### TASK OBJECTIVE
Reproduce the listing that follows so that each line matches the original exactly.

### DATA FOR REVIEW
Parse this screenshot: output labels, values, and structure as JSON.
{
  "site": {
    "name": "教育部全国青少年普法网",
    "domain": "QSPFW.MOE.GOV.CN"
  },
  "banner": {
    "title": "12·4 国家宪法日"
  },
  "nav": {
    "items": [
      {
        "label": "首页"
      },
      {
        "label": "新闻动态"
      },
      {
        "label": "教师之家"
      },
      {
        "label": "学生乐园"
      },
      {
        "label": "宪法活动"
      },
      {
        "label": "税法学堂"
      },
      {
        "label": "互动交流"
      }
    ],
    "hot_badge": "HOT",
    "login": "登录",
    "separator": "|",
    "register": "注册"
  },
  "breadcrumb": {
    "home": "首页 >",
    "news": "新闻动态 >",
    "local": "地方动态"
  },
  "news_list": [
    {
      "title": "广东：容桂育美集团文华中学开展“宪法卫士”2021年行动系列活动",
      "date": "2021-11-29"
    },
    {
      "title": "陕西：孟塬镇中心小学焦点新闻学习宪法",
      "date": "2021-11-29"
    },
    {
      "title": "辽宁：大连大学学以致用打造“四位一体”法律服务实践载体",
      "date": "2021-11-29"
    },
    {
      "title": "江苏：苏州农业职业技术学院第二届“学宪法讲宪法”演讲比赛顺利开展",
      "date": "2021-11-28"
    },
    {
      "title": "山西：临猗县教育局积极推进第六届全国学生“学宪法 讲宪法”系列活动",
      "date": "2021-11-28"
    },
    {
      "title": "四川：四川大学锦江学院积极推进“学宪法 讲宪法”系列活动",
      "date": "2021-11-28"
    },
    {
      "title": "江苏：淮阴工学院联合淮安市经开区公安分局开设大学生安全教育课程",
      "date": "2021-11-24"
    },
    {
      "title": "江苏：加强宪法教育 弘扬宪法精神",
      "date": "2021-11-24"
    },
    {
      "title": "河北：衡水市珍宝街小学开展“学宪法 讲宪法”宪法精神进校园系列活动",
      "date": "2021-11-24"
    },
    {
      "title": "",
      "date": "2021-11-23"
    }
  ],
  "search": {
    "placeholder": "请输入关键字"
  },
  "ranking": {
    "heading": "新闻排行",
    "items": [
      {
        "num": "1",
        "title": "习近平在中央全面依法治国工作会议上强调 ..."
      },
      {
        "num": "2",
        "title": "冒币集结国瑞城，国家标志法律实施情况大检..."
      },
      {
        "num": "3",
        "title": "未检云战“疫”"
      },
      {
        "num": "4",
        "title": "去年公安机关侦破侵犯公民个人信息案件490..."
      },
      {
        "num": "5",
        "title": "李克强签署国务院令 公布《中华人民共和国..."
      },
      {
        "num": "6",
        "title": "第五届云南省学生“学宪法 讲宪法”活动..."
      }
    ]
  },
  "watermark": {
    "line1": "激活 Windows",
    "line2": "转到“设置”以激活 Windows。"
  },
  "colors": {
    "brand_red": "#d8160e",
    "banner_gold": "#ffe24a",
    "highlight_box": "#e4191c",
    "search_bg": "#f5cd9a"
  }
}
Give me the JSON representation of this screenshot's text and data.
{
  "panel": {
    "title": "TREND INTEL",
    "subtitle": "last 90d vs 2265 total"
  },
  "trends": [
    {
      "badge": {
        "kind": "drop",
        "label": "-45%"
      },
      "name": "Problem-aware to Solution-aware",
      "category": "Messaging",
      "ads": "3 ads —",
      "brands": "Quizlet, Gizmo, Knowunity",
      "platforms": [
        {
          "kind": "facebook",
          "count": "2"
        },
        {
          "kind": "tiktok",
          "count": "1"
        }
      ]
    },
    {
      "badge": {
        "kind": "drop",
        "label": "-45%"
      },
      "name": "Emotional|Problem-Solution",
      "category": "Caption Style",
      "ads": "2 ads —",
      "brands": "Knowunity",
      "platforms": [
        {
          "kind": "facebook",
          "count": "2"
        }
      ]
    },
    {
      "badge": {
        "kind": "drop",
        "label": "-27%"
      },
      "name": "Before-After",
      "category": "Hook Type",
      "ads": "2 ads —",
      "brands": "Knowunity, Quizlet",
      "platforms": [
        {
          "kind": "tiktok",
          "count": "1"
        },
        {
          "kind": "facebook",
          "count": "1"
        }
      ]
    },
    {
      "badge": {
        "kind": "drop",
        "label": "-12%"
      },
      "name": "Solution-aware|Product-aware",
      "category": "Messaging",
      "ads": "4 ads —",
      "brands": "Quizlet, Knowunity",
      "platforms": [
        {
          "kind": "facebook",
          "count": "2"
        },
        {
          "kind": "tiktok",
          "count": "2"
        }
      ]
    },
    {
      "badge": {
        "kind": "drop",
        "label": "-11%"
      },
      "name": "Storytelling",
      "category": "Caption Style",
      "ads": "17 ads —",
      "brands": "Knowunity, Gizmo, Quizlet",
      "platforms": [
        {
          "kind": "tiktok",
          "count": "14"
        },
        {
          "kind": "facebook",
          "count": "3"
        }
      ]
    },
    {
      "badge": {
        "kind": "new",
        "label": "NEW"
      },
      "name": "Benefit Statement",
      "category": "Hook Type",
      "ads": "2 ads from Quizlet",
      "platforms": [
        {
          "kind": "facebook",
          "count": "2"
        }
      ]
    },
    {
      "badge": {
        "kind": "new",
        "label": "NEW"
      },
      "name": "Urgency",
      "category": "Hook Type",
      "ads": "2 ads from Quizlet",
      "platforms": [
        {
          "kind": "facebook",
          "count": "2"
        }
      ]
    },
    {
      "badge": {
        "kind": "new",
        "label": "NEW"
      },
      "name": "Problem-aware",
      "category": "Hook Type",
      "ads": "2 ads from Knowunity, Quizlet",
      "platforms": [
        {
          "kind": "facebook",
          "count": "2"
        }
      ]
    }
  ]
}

### ANSWER TO THE PROBLEM
Parse this screenshot: output labels, values, and structure as JSON.
{
  "site": {
    "name": "教育部全国青少年普法网",
    "domain": "QSPFW.MOE.GOV.CN"
  },
  "banner": {
    "title": "12·4 国家宪法日"
  },
  "nav": {
    "items": [
      {
        "label": "首页"
      },
      {
        "label": "新闻动态"
      },
      {
        "label": "教师之家"
      },
      {
        "label": "学生乐园"
      },
      {
        "label": "宪法活动"
      },
      {
        "label": "税法学堂"
      },
      {
        "label": "互动交流"
      }
    ],
    "hot_badge": "HOT",
    "login": "登录",
    "separator": "|",
    "register": "注册"
  },
  "breadcrumb": {
    "home": "首页 >",
    "news": "新闻动态 >",
    "local": "地方动态"
  },
  "news_list": [
    {
      "title": "广东：容桂育美集团文华中学开展“宪法卫士”2021年行动系列活动",
      "date": "2021-11-29"
    },
    {
      "title": "陕西：孟塬镇中心小学焦点新闻学习宪法",
      "date": "2021-11-29"
    },
    {
      "title": "辽宁：大连大学学以致用打造“四位一体”法律服务实践载体",
      "date": "2021-11-29"
    },
    {
      "title": "江苏：苏州农业职业技术学院第二届“学宪法讲宪法”演讲比赛顺利开展",
      "date": "2021-11-28"
    },
    {
      "title": "山西：临猗县教育局积极推进第六届全国学生“学宪法 讲宪法”系列活动",
      "date": "2021-11-28"
    },
    {
      "title": "四川：四川大学锦江学院积极推进“学宪法 讲宪法”系列活动",
      "date": "2021-11-28"
    },
    {
      "title": "江苏：淮阴工学院联合淮安市经开区公安分局开设大学生安全教育课程",
      "date": "2021-11-24"
    },
    {
      "title": "江苏：加强宪法教育 弘扬宪法精神",
      "date": "2021-11-24"
    },
    {
      "title": "河北：衡水市珍宝街小学开展“学宪法 讲宪法”宪法精神进校园系列活动",
      "date": "2021-11-24"
    },
    {
      "title": "",
      "date": "2021-11-23"
    }
  ],
  "search": {
    "placeholder": "请输入关键字"
  },
  "ranking": {
    "heading": "新闻排行",
    "items": [
      {
        "num": "1",
        "title": "习近平在中央全面依法治国工作会议上强调 ..."
      },
      {
        "num": "2",
        "title": "冒币集结国瑞城，国家标志法律实施情况大检..."
      },
      {
        "num": "3",
        "title": "未检云战“疫”"
      },
      {
        "num": "4",
        "title": "去年公安机关侦破侵犯公民个人信息案件490..."
      },
      {
        "num": "5",
        "title": "李克强签署国务院令 公布《中华人民共和国..."
      },
      {
        "num": "6",
        "title": "第五届云南省学生“学宪法 讲宪法”活动..."
      }
    ]
  },
  "watermark": {
    "line1": "激活 Windows",
    "line2": "转到“设置”以激活 Windows。"
  },
  "colors": {
    "brand_red": "#d8160e",
    "banner_gold": "#ffe24a",
    "highlight_box": "#e4191c",
    "search_bg": "#f5cd9a"
  }
}
Give me the JSON representation of this screenshot's text and data.
{
  "panel": {
    "title": "TREND INTEL",
    "subtitle": "last 90d vs 2265 total"
  },
  "trends": [
    {
      "badge": {
        "kind": "drop",
        "label": "-45%"
      },
      "name": "Problem-aware to Solution-aware",
      "category": "Messaging",
      "ads": "3 ads —",
      "brands": "Quizlet, Gizmo, Knowunity",
      "platforms": [
        {
          "kind": "facebook",
          "count": "2"
        },
        {
          "kind": "tiktok",
          "count": "1"
        }
      ]
    },
    {
      "badge": {
        "kind": "drop",
        "label": "-45%"
      },
      "name": "Emotional|Problem-Solution",
      "category": "Caption Style",
      "ads": "2 ads —",
      "brands": "Knowunity",
      "platforms": [
        {
          "kind": "facebook",
          "count": "2"
        }
      ]
    },
    {
      "badge": {
        "kind": "drop",
        "label": "-27%"
      },
      "name": "Before-After",
      "category": "Hook Type",
      "ads": "2 ads —",
      "brands": "Knowunity, Quizlet",
      "platforms": [
        {
          "kind": "tiktok",
          "count": "1"
        },
        {
          "kind": "facebook",
          "count": "1"
        }
      ]
    },
    {
      "badge": {
        "kind": "drop",
        "label": "-12%"
      },
      "name": "Solution-aware|Product-aware",
      "category": "Messaging",
      "ads": "4 ads —",
      "brands": "Quizlet, Knowunity",
      "platforms": [
        {
          "kind": "facebook",
          "count": "2"
        },
        {
          "kind": "tiktok",
          "count": "2"
        }
      ]
    },
    {
      "badge": {
        "kind": "drop",
        "label": "-11%"
      },
      "name": "Storytelling",
      "category": "Caption Style",
      "ads": "17 ads —",
      "brands": "Knowunity, Gizmo, Quizlet",
      "platforms": [
        {
          "kind": "tiktok",
          "count": "14"
        },
        {
          "kind": "facebook",
          "count": "3"
        }
      ]
    },
    {
      "badge": {
        "kind": "new",
        "label": "NEW"
      },
      "name": "Benefit Statement",
      "category": "Hook Type",
      "ads": "2 ads from Quizlet",
      "platforms": [
        {
          "kind": "facebook",
          "count": "2"
        }
      ]
    },
    {
      "badge": {
        "kind": "new",
        "label": "NEW"
      },
      "name": "Urgency",
      "category": "Hook Type",
      "ads": "2 ads from Quizlet",
      "platforms": [
        {
          "kind": "facebook",
          "count": "2"
        }
      ]
    },
    {
      "badge": {
        "kind": "new",
        "label": "NEW"
      },
      "name": "Problem-aware",
      "category": "Hook Type",
      "ads": "2 ads from Knowunity, Quizlet",
      "platforms": [
        {
          "kind": "facebook",
          "count": "2"
        }
      ]
    }
  ]
}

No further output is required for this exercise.